(Items from an interface collection)
..............................

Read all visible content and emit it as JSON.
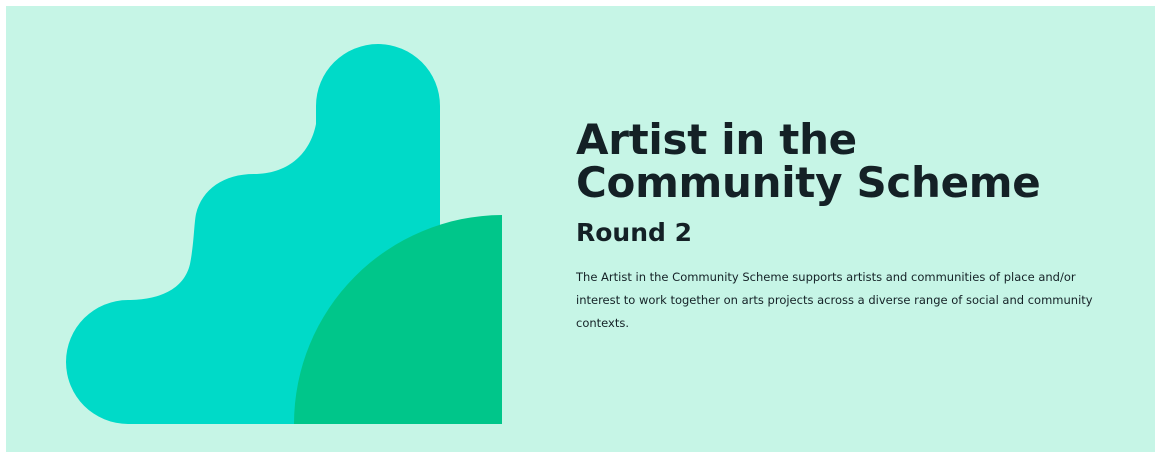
{
  "hero": {
    "title": "Artist in the Community Scheme",
    "subtitle": "Round 2",
    "description": "The Artist in the Community Scheme supports artists and communities of place and/or interest to work together on arts projects across a diverse range of social and community contexts."
  },
  "colors": {
    "background": "#c6f5e6",
    "shape_teal": "#00dac8",
    "shape_green": "#00c68a",
    "text": "#142126"
  },
  "illustration": {
    "icon": "abstract-shapes-illustration"
  }
}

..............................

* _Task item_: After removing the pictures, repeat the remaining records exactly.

* _Answer below_:
Read all visible content and emit it as JSON.
{
  "hero": {
    "title": "Artist in the Community Scheme",
    "subtitle": "Round 2",
    "description": "The Artist in the Community Scheme supports artists and communities of place and/or interest to work together on arts projects across a diverse range of social and community contexts."
  },
  "colors": {
    "background": "#c6f5e6",
    "shape_teal": "#00dac8",
    "shape_green": "#00c68a",
    "text": "#142126"
  },
  "illustration": {
    "icon": "abstract-shapes-illustration"
  }
}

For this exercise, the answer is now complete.